Results: The restricted diffusion abnormalities in the cerebral cortex, caudate nucleus, putamen and thalamus were significantly different between the favourable (n = 13) and unfavourable (n = 26) outcome groups. The cortical pattern of injury was seen in one patient (3%), the deep grey nuclei pattern in three patients (8%), the cortex and deep grey nuclei pattern in 21 patients (54%), and normal DWI findings in 14 patients (36%). The cortex and deep grey nuclei pattern was significantly associated with the unfavourable outcome (20 patients with unfavourable vs. 1 patient with favourable outcomes, P < 0.001). In the 22 patients with quantitative ADC analyses, severely reduced ADCs were noted in the unfavourable outcome group. The optimal cutoffs for the mean ADC and the percent ADC values determined by receiver operating characteristic (ROC) curve analysis in the cortex, caudate nucleus, putamen, and thalamus predicted the unfavourable outcome with sensitivities of 67 to 93% and a specificity of 100%.

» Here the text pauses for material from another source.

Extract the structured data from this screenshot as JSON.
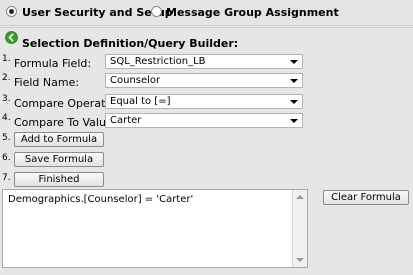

Conclusions: The patterns of brain injury in early diffusion-weighted imaging (DWI) (less than or equal to five days after resuscitation) and the quantitative measurement of regional ADC may be useful for predicting the clinical outcome of comatose patients after cardiac arrest.

Show MeSH
Related in: MedlinePlus